Anyone with anything to sell can turn up for the weekend market. From the lowly, disposing of ripped-off car radios or leather jackets, to high-class antique dealers with permanent, well-appointed stalls specialising in Directoire furniture, it is a place where all strata of society rub shoulders.

Last Sunday, the day of France's referendum on the Maastricht treaty, one antiquarian bookseller had put at the front of his display a volume of engravings entitled The Germanic Onrush on Poland, 915-1915. Priced at 400 francs (pounds 46), it contained lurid pictures of Prussians in spiked helmets sticking their swords into the Slav.

Given the use of a German menace, military and economic, by both sides in the referendum campaign, one (non-Germanic) EC resident of Paris took the bookseller to task. 'Not very Maastrichtian, is it?' he opined. 'I'm not very Maastrichtian either,' replied the bookseller.

The vendor looked to be in his late forties, but that didn't make him typical, since he was part of an age group split down the middle by last Sunday's vote. Surveys since the referendum show that men aged 35-49 were split 50 per cent for 'yes', 50 per cent 'no'.

Before last Sunday, the forecasters had earmarked several likely trends. First, the young, brought up on a diet of Europe from the cradle, would be overwhelmingly in favour.

Why, then, did a survey for the daily newspaper Liberation show that under-25s led the 'no' vote among women, with 57 per cent rejecting the treaty?

And why were they out of step with their boyfriends? Men under 25, with a 58 per cent 'yes', were the largest group of male voters in favour.

Another pre-vote truism was that the elderly would be the most anti-Maastricht. However, it was the over-65s, with a 58 per cent 'yes' vote, who led the women's approval ratings. The same age category among men was above the national average, with a 52 per cent vote in favour.

All other age groups were pro-Maastricht in roughly equal proportions for both sexes, showing that the truth lies somewhere in the middle.

Farmers, who have benefited most from European Community policies, voted 62 per cent against Maastricht.
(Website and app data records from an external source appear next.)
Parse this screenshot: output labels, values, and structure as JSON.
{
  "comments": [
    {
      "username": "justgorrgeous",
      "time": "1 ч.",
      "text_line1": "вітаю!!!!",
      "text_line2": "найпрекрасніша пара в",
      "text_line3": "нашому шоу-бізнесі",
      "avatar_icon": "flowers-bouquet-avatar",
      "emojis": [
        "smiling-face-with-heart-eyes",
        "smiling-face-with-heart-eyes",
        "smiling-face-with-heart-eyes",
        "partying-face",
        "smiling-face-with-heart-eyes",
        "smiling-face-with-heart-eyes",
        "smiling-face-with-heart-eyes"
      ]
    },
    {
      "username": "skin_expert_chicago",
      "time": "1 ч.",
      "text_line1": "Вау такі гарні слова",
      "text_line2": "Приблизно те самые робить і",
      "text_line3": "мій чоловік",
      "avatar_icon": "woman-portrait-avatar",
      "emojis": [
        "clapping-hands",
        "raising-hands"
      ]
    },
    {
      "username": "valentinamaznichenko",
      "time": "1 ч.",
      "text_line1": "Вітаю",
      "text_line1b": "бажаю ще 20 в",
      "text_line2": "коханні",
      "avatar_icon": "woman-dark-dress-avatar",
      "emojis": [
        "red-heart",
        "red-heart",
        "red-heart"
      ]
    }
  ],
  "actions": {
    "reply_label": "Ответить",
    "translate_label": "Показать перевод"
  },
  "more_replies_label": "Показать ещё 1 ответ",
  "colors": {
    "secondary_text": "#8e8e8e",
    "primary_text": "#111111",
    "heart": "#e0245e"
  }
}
Teachers, notoriously underpaid, voted 76 per cent in favour.

The group worst affected by current economic conditions, the unemployed, was against, but by a moderate 54 per cent.

The immediate post-result analysis was that the rich, bourgeois France, particularly in the cities, had voted 'yes', with the poor and rural voting against.
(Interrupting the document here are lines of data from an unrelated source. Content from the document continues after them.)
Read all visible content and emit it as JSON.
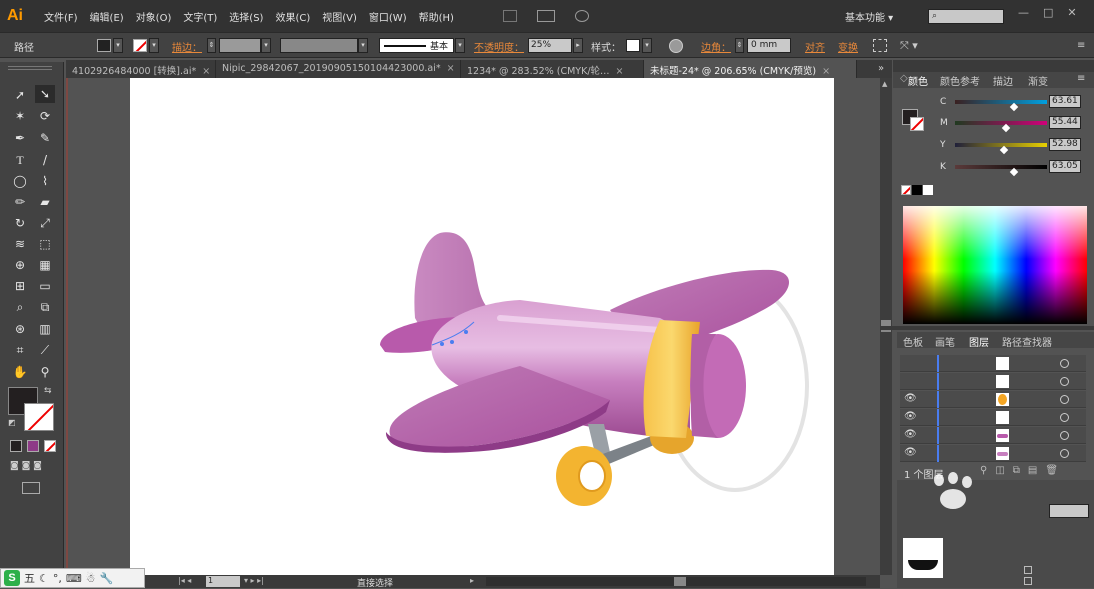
{
  "app": {
    "logo": "Ai"
  },
  "menu": [
    "文件(F)",
    "编辑(E)",
    "对象(O)",
    "文字(T)",
    "选择(S)",
    "效果(C)",
    "视图(V)",
    "窗口(W)",
    "帮助(H)"
  ],
  "workspace": "基本功能",
  "control_bar": {
    "selection_label": "路径",
    "stroke_label": "描边：",
    "brush_value": "基本",
    "opacity_label": "不透明度：",
    "opacity_value": "25%",
    "style_label": "样式：",
    "corner_label": "边角：",
    "corner_value": "0 mm",
    "align_label": "对齐",
    "transform_label": "变换"
  },
  "tabs": [
    {
      "label": "4102926484000 [转换].ai*",
      "active": false
    },
    {
      "label": "Nipic_29842067_20190905150104423000.ai*",
      "active": false
    },
    {
      "label": "1234* @ 283.52% (CMYK/轮…",
      "active": false
    },
    {
      "label": "未标题-24* @ 206.65% (CMYK/预览)",
      "active": true
    }
  ],
  "color_panel": {
    "tabs": [
      "颜色",
      "颜色参考",
      "描边",
      "渐变"
    ],
    "channels": [
      {
        "label": "C",
        "value": "63.61",
        "color_from": "#00a0e0"
      },
      {
        "label": "M",
        "value": "55.44",
        "color_from": "#d0007a"
      },
      {
        "label": "Y",
        "value": "52.98",
        "color_from": "#e8d000"
      },
      {
        "label": "K",
        "value": "63.05",
        "color_from": "#000000"
      }
    ]
  },
  "layers_panel": {
    "tabs": [
      "色板",
      "画笔",
      "图层",
      "路径查找器"
    ],
    "footer": "1 个图层"
  },
  "bottom": {
    "page": "1",
    "status": "直接选择"
  },
  "ime": {
    "label": "五"
  },
  "airplane_colors": {
    "body": "#c77fbf",
    "wing": "#b85aab",
    "ring": "#f5b43a",
    "wheel": "#f3b430",
    "strut": "#9aa0a6"
  }
}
Even this, however, was shown to be too simplistic. As Olivier Duhamel, one of France's top political scientists, wrote in Le Monde: 'Why did Brittany vote massively 'yes' and Normandy massively 'no',' given that the two regions are neighbours with similar profiles?
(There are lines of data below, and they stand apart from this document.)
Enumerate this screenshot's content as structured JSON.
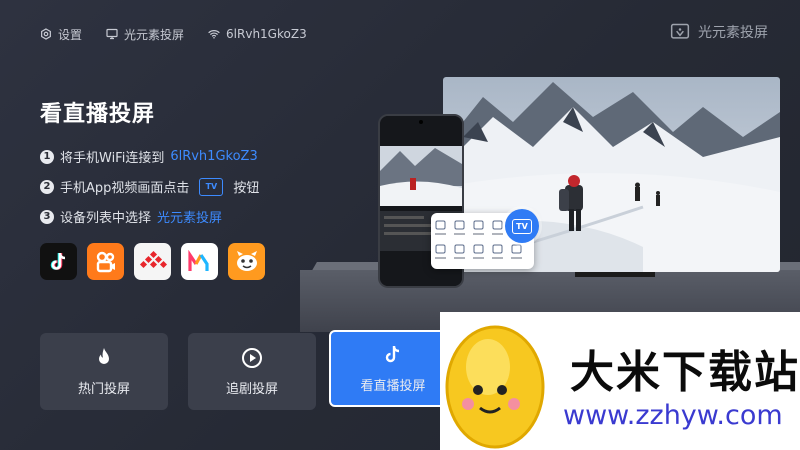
{
  "topbar": {
    "settings_label": "设置",
    "device_label": "光元素投屏",
    "wifi_label": "6lRvh1GkoZ3"
  },
  "brand": {
    "label": "光元素投屏",
    "icon": "cast-icon"
  },
  "main": {
    "title": "看直播投屏",
    "steps": [
      {
        "num": "1",
        "text": "将手机WiFi连接到",
        "highlight": "6lRvh1GkoZ3"
      },
      {
        "num": "2",
        "text": "手机App视频画面点击",
        "badge": "TV",
        "suffix": "按钮"
      },
      {
        "num": "3",
        "text": "设备列表中选择",
        "highlight": "光元素投屏"
      }
    ],
    "apps": [
      {
        "name": "douyin",
        "icon": "douyin-icon",
        "color": "#111111"
      },
      {
        "name": "kuaishou",
        "icon": "kuaishou-icon",
        "color": "#ff7a1a"
      },
      {
        "name": "xigua",
        "icon": "xigua-icon",
        "color": "#f33a3a"
      },
      {
        "name": "mango",
        "icon": "mango-icon",
        "color": "#ffffff"
      },
      {
        "name": "huya",
        "icon": "huya-icon",
        "color": "#ff9a1f"
      }
    ]
  },
  "buttons": [
    {
      "label": "热门投屏",
      "icon": "flame-icon"
    },
    {
      "label": "追剧投屏",
      "icon": "play-icon"
    },
    {
      "label": "看直播投屏",
      "icon": "tiktok-icon",
      "active": true
    }
  ],
  "illustration": {
    "tv_button_label": "TV"
  },
  "watermark": {
    "title": "大米下载站",
    "url": "www.zzhyw.com"
  },
  "colors": {
    "accent": "#2f7bf5",
    "highlight": "#3d8bff",
    "background": "#2a2e39"
  }
}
Emmanuel Todd, a specialist on demography and politics, came up with his explanation: the 'yes' areas correspond in large measure to those areas where Catholicism is traditionally strongest: Brittany, the east, the south of the Massif Central, the Basque country and Bearn.

Of the political parties which campaigned in favour of Maastricht, Valery Giscard d'Estaing's conservative Union for French Democracy was most in tune with its supporters, Mr Todd said.

'Its 'yes' was that of a France of the right, which is Catholic and has always accepted a certain degree of transnational authority,' Mr Todd said. 'Yesterday it was Rome. Today, Brussels.'